The Fair Work Commission this week ruled to slash Sunday and public holiday penalty rates in the retail, hospitality and fast-food industries, meaning that impacted workers will take home up to $6000 less per year.
Speaking on Sunday, Bowen said Australia could afford to keep penalty rates for affected workers who he said were some of the lowest paid in the nation.
"Are we saying with 26 year of uninterrupted economic growth we are a nation which can no longer afford Sunday as a special day?" he told ABC television.
"The (Fair Work) Commission doesn't work on Sundays, the Cabinet doesn't meet on Sundays. Only low-paid workers and people who rely on those penalty rates are out there working and, therefore, we need to step up and protect them.
"Sunday is still a different day.
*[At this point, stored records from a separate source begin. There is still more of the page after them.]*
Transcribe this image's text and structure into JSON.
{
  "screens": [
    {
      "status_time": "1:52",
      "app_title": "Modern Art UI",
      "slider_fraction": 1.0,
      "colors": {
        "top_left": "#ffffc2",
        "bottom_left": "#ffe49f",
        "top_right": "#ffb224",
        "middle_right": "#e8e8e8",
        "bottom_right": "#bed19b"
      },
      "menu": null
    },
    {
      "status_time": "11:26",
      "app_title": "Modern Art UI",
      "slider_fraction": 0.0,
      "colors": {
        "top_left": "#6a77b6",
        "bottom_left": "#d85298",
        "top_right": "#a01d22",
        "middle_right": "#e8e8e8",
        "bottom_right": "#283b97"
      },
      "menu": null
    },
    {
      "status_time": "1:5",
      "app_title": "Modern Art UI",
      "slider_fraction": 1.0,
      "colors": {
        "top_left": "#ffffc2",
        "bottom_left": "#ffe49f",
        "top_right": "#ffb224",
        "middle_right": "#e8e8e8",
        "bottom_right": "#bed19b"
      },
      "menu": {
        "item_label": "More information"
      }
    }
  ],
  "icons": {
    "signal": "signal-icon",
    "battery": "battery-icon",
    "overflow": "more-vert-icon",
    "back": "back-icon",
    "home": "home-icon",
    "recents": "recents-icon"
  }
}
It is right and proper that the Parliament legislate to protect that."
He called on the Turnbull government to support laws to be introduced by Labor to reverse the decision.
"It is up to the Government whether they join us in that legislation," Bowen said.
The commission's decision came after a lengthy process of consultations and submissions undertaken since 2015.
Employer and business groups had argued that Sunday penalty rates of double time pay should be trimmed back to the Saturday rate of time-and-a-half or at least time-and-three-quarters.Suggest a correction